Another of the Superb estate's trump cards is the amount of legroom in the back, which is more than you’ll get in some luxury cars. Up front, the VW Group connection is obvious, as the dashboard feels solidly constructed and the controls are easy to use, although it doesn’t quite have the same polish as an equivalent Volkswagen, such as the Passat.
The Superb was facelifted in 2013, getting fresh exterior styling features such as new headlamps and tail-lights with LED daytime running lights, but its overall looks remained understated and classy.
Despite the vast amount of car packed into the Superb, it remains true to Skoda's value-for-money ethos and costs less than a lot of smaller estates. Basic models have a reasonable amount of equipment as standard – the entry-level S comes with air-conditioning, 16-inch alloy wheels and cruise control, while the more popular mid-range SE gets suede seats, a pair of umbrellas hidden in the rear doors, rear parking sensors and foglights that turn with the front wheels.
There's a good range of petrol and diesel engines, although the latter make more sense in a car of this size unless your annual mileage is particularly low. The most economical model of the lot is the 104bhp 1.6-litre TDI GreenLine, returning 65.7mpg and emitting 113g/km of CO2 for £30-a-year road tax.
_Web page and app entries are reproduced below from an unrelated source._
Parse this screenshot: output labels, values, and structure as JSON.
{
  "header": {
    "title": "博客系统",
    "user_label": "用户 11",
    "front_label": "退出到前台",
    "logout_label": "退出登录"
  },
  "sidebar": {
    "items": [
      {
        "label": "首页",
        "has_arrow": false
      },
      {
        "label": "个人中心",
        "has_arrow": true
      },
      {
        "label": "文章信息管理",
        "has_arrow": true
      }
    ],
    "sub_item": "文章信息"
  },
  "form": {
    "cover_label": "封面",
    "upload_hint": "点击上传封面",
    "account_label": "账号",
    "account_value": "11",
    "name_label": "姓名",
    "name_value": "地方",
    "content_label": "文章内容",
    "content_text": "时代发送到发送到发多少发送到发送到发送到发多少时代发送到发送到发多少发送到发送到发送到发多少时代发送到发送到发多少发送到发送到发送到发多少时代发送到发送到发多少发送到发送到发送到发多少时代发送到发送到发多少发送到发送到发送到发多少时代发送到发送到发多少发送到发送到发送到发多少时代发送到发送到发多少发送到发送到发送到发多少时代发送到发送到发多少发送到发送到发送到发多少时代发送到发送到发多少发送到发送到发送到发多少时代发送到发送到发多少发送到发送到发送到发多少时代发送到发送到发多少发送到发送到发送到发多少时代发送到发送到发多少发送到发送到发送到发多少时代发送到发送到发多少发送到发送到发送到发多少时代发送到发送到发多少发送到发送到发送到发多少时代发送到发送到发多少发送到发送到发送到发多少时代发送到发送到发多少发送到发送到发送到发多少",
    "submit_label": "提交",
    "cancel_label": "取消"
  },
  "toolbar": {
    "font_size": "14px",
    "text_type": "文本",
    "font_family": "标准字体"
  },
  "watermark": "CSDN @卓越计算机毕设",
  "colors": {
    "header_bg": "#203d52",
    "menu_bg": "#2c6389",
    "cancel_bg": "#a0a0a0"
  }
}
The more powerful 140bhp 2.0-litre TDI isn’t far off those figures, though, boasting 61.4mpg economy, 119g/km CO2 emissions and identical road tax costs. It has a lot more overtaking punch, too, making it our pick of the range.